> _WORK REQUIRED_
Return all the data exactly, keeping the pictures out.

*** EXERCISE MATERIAL ***

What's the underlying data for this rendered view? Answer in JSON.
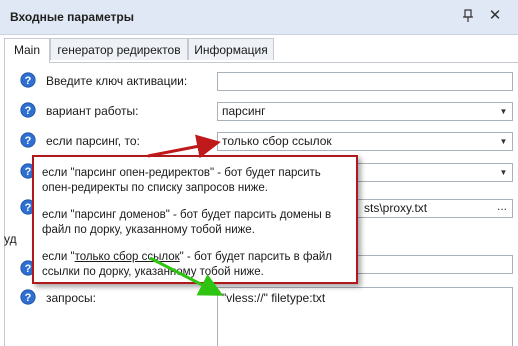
{
  "window": {
    "title": "Входные параметры"
  },
  "tabs": [
    {
      "label": "Main",
      "active": true
    },
    {
      "label": "генератор редиректов",
      "active": false
    },
    {
      "label": "Информация",
      "active": false
    }
  ],
  "form": {
    "activation_key": {
      "label": "Введите ключ активации:",
      "value": ""
    },
    "mode": {
      "label": "вариант работы:",
      "value": "парсинг"
    },
    "if_parsing": {
      "label": "если парсинг, то:",
      "value": "только сбор ссылок"
    },
    "row4": {
      "value": ""
    },
    "proxy_file": {
      "value": "sts\\proxy.txt",
      "button_label": "..."
    },
    "partial_label": "уд",
    "row6": {
      "value": ""
    },
    "queries": {
      "label": "запросы:",
      "value": "\"vless://\" filetype:txt"
    }
  },
  "callout": {
    "lines": [
      {
        "prefix": "если \"",
        "em": "",
        "text": "парсинг опен-редиректов\" - бот будет парсить опен-редиректы по списку запросов ниже."
      },
      {
        "prefix": "если \"",
        "em": "",
        "text": "парсинг доменов\" - бот будет парсить домены в файл по дорку, указанному тобой ниже."
      },
      {
        "prefix": "если \"",
        "em": "только сбор ссылок",
        "text": "\" - бот будет парсить в файл ссылки по дорку, указанному тобой ниже."
      }
    ]
  },
  "colors": {
    "callout_border": "#b0191b",
    "arrow_red": "#c0191b",
    "arrow_green": "#2fc412",
    "titlebar_bg": "#dfe8f4",
    "help_icon_fill": "#2f6fd1"
  },
  "icons": {
    "help": "question-circle-icon",
    "pin": "pin-icon",
    "close": "close-icon",
    "dropdown": "chevron-down-icon"
  }
}
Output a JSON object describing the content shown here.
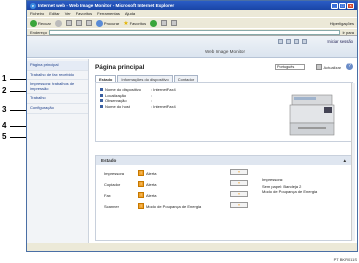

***

> _RESPONSE TO THIS TASK_
What's the underlying data for this rendered view? Answer in JSON.
{
  "window": {
    "title": "Входные параметры"
  },
  "tabs": [
    {
      "label": "Main",
      "active": true
    },
    {
      "label": "генератор редиректов",
      "active": false
    },
    {
      "label": "Информация",
      "active": false
    }
  ],
  "form": {
    "activation_key": {
      "label": "Введите ключ активации:",
      "value": ""
    },
    "mode": {
      "label": "вариант работы:",
      "value": "парсинг"
    },
    "if_parsing": {
      "label": "если парсинг, то:",
      "value": "только сбор ссылок"
    },
    "row4": {
      "value": ""
    },
    "proxy_file": {
      "value": "sts\\proxy.txt",
      "button_label": "..."
    },
    "partial_label": "уд",
    "row6": {
      "value": ""
    },
    "queries": {
      "label": "запросы:",
      "value": "\"vless://\" filetype:txt"
    }
  },
  "callout": {
    "lines": [
      {
        "prefix": "если \"",
        "em": "",
        "text": "парсинг опен-редиректов\" - бот будет парсить опен-редиректы по списку запросов ниже."
      },
      {
        "prefix": "если \"",
        "em": "",
        "text": "парсинг доменов\" - бот будет парсить домены в файл по дорку, указанному тобой ниже."
      },
      {
        "prefix": "если \"",
        "em": "только сбор ссылок",
        "text": "\" - бот будет парсить в файл ссылки по дорку, указанному тобой ниже."
      }
    ]
  },
  "colors": {
    "callout_border": "#b0191b",
    "arrow_red": "#c0191b",
    "arrow_green": "#2fc412",
    "titlebar_bg": "#dfe8f4",
    "help_icon_fill": "#2f6fd1"
  },
  "icons": {
    "help": "question-circle-icon",
    "pin": "pin-icon",
    "close": "close-icon",
    "dropdown": "chevron-down-icon"
  }
}
Output a JSON object describing the content shown here.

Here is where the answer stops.